The IRS distinguishes between tools and equipment. Tools aren’t typically as expensive as equipment, and often only have a usage life of a year or less. Tools can include hammers, paintbrushes, spatulas, baking sheets, and other items necessary for your business.
We all know what utilities are—electricity, gas, heat, trash removal, water, etc.. If you use a home office, you need to calculate the percentage of your home’s utilities used by your business.
#18 Startup Expenses
Startup costs can become tax deductible once your business has actually opened. All of the costs related to getting your business off the ground can qualify, such as employee training, travel costs to locate suppliers and distributors, and organizational costs.
Most common types of business insurance are tax deductible, including property insurance, casualty insurance, and workers’ compensation insurance. You can read Chapter 8 of IRS Publication 334, the tax guide for small businesses, to see which types of insurance are and are not deductible.
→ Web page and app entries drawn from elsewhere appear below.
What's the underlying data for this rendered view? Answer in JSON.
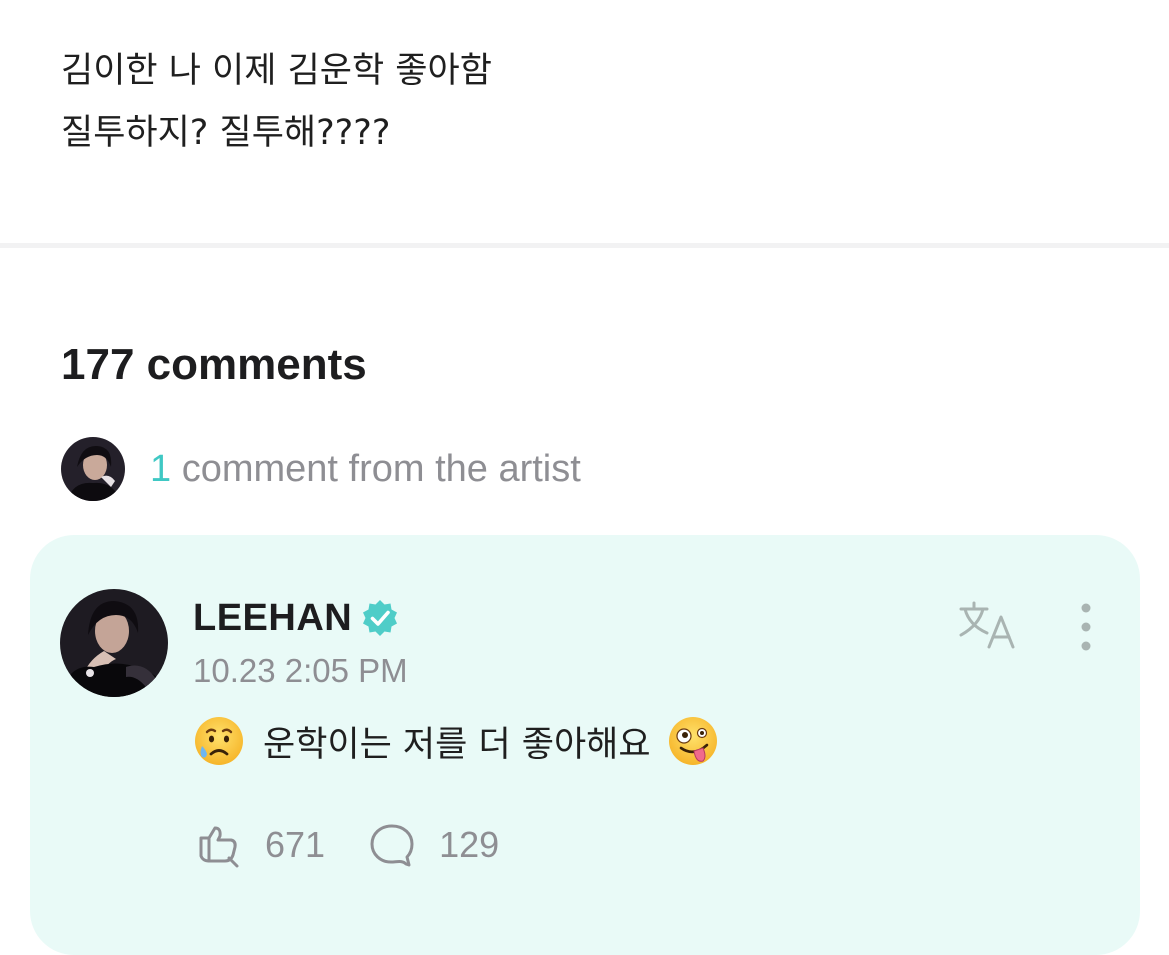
{
  "post": {
    "line1": "김이한 나 이제 김운학 좋아함",
    "line2": "질투하지? 질투해????"
  },
  "comments": {
    "count_label": "177 comments"
  },
  "artist_comments": {
    "count": "1",
    "label": " comment from the artist"
  },
  "comment": {
    "author": "LEEHAN",
    "timestamp": "10.23 2:05 PM",
    "text": "운학이는 저를 더 좋아해요",
    "leading_emoji": "sad-but-relieved-emoji",
    "trailing_emoji": "zany-face-emoji",
    "likes": "671",
    "replies": "129"
  },
  "colors": {
    "accent": "#3fc8c4",
    "card_background": "#e9faf7",
    "muted_text": "#8e8e93",
    "icon_gray": "#a9b4b2"
  },
  "icons": {
    "verified": "verified-badge-icon",
    "translate": "translate-icon",
    "more": "more-vertical-icon",
    "like": "like-reaction-icon",
    "reply": "reply-bubble-icon"
  }
}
#20 Bank Fees for Business Accounts
ATM fees and bank service charges are a deductible miscellaneous expense for small businesses. Self-employed individuals will find it helpful to keep business and personal accounts separate to be able to keep monthly tabs on any fees accrued.
#21 Other taxes
Small businesses can deduct many non-federal business-related taxes from their taxable income. This includes sales taxes, city and state taxes, and the employer portion of payroll taxes. However, these taxes can only be deducted in the year they were paid.
#22 Bad Debts
Bad debt is any debt owed to you by a customer or client that goes unpaid. While you can always try taking someone who owes you to small claims court, the reality is that some bad debts are simply never going to be paid. While it’s not ideal, you can use bad debts to reduce your tax liability if you’ve already listed the amount due as business income.
#23 Interest on loans
The IRS allows you to deduct interest on business-related loans as long as you are legally liable for the debt, are making payments which are being deposited by the lender, and it is a legitimate loan from a creditor. Loans between family members don’t count.
#24 Disaster and Theft Loss
Did a hurricane, fire, or earthquake cost you? The government will allow you to deduct any losses that your insurance company did not compensate you for. Theft loss is also deductible.
#25 Charitable Deductions
Just like individuals, businesses also receive tax breaks for charitable giving, as long as the organization is qualified to receive tax-free donations. Businesses can donate in the form of cash, in-kind donations, or transportation. You cannot, however, try to deduct man hours offered by staff to volunteer organizations. Charitable donations can be listed as business expenses, and self-employed individuals must deduct charitable giving from their personal expenses.